→ WHAT IS NEEDED: A single number is wanted: how many lines of the records below contain the word "title".

(Interface dataset entries)
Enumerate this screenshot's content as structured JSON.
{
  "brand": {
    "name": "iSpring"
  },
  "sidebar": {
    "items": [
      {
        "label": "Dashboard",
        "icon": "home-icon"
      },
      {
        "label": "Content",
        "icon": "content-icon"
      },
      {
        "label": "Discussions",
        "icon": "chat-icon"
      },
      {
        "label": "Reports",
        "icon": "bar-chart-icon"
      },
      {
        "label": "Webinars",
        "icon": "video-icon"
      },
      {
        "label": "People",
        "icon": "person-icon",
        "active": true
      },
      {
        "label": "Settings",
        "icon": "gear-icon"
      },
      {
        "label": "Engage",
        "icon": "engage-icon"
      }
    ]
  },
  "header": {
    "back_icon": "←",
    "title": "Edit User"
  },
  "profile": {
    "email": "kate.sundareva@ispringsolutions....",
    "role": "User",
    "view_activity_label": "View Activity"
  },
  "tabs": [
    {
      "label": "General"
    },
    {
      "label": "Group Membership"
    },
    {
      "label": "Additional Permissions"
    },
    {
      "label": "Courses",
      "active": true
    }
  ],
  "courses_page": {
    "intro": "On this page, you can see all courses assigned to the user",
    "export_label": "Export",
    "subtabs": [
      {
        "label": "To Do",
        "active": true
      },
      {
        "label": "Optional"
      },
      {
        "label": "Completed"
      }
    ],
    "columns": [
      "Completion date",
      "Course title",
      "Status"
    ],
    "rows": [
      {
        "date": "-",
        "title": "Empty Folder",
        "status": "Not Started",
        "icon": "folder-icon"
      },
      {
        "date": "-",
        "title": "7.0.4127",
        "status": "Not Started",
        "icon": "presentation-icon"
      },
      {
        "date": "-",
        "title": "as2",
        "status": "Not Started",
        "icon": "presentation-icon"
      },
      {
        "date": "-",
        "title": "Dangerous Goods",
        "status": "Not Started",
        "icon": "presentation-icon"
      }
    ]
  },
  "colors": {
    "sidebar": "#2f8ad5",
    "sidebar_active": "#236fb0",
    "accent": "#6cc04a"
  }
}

→ ANSWER SPACE: 6